I have been thinking a lot about something I read two summers ago in the book Switch by Chip and Dan Heath. In a chapter titled Find the Bright Spots, they tell the story of Jerry Sternin, who went to Vietnam for Save the Children, and was given six months to develop a solution to the serious problem of malnutrition in children in rural communities. His conversations with experts on the topic focused on the many obstacles–poverty in the villages, ignorance about nutrition, poor sanitation and limited access to clean water. Sternin labeled these facts TBU, “True but Useless”. He acknowledged these obstacles, but knew that if he concentrated his efforts on solving poverty, ignorance and failing infrastructure he certainly would not solve the problem of malnutrition in six months, and maybe never. Instead of trying to develop solutions to highly complex problems, Sternin decided to spend his time identifying children in the villages who were bigger and healthier than others and studying the nutritional practices of their mothers; the Heath brothers call these mothers “bright spot” mothers. Sternin and his team created structures that supported other mothers in replicating the practices of bright spot mothers and, within 6 months, 65 percent of the children in the villages were better nourished. when researchers came to Vietnam later to gather independent data they found kids in Sternin’s villages were still healthier, including those who had been born after he left. Sternin’s team succeeded in creating lasting changes in practices that resulted in positive and important measurable change. In six months!

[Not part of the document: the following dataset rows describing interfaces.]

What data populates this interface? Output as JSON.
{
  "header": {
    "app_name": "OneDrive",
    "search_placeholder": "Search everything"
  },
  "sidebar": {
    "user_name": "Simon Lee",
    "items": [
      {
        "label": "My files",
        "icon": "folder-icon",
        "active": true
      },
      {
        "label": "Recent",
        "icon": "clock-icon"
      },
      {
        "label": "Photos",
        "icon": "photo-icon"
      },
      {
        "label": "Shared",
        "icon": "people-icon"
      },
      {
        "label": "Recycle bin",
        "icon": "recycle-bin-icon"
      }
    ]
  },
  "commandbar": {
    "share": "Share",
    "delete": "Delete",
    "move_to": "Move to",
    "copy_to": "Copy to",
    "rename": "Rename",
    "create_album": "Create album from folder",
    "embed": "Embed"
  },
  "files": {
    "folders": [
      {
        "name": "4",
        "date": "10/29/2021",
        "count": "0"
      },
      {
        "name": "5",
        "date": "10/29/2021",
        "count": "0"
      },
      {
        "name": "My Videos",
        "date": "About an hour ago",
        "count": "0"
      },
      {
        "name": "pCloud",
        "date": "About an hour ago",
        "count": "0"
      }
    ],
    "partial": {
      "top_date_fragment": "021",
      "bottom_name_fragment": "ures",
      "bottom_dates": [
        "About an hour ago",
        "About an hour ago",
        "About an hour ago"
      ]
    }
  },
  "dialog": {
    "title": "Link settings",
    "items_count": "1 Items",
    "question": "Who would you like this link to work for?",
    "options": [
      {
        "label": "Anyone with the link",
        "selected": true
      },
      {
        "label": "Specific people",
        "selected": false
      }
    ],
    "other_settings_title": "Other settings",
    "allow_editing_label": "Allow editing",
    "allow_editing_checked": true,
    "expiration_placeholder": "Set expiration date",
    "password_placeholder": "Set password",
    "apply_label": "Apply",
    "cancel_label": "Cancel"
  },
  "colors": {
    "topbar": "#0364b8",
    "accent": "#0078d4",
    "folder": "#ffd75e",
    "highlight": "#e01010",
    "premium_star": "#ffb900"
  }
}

How did Sternin do this? What can we learn from his practices? Here are some lessons I took from his story and, in italics, questions it raised for me about our work:

  • Sternin had an easily observed, compelling and sensitive standard by which mothers could identify success (“That mother’s child is taller and weighs more than my child; as I copy her practices I can see my child putting on weight and growing as well. S/He’s getting healthier!”). Are there better ways to measure the impact of our work using easily observed, compelling and sensitive standards; e.g., are students with disabilities using learning strategies to independently complete their work; can they complete independent work accurately; are they responding more frequently and accurately to higher order questions; are they identifying realistic post-secondary goals and mastering skills related to those goals; are they earning acknowledgements for appropriate behavior more frequently than for inappropriate behavior?
  • Sternin identified solutions that were “locally grown” and that could be done easily with readily available resources. Can the RSE-TASC create more opportunities for sharing successful practices within our region? Can we provide more frequent opportunities to analyze critical elements of success at quality improvement team meetings, New CSE Chair trainings, the Forum for Programs for Students with Developmental Disabilities and PBIS Coaches’ Forums?
  • Instead of telling mothers of malnourished children what to do at trainings, Sternin asked bright spot mothers to share their practices in cooking classes, where they modeled practices that other mothers could practice and discuss with them. Are we doing enough modeling, coaching and peer-to-peer activities to support on-going implementation of practices? 
  • Sternin avoided focusing on complex problems and solutions, the TBU, but instead focused on empowering mothers who felt, “There is a solution for my child, and it’s something I can do!” Are we focusing enough on simple solutions that provide short-term gains and build capacity for longer term success? Do we provide training and support on practices that can be easily implemented in classrooms? Are we building self-efficacy as we train?

In our work with districts and schools in 2013-2014 , we will be focusing more on finding and learning from bright spots. In upcoming issues of the RSE-TASC Reporter the trainers and school improvement specialists of the Lower Hudson Regional Partnership Center will be sharing bright spots from their work with educators in our region and identifying “locally grown” practices and systems that have led to a positive, important, observable improvements for students with disabilities.  Look for Bright Spots as a regular feature of the newsletter. We’d love to hear from you as well!


Heath, C. & Heath, D. (2010) Switch: How to change things when change is hard. NY:  Broadway Books.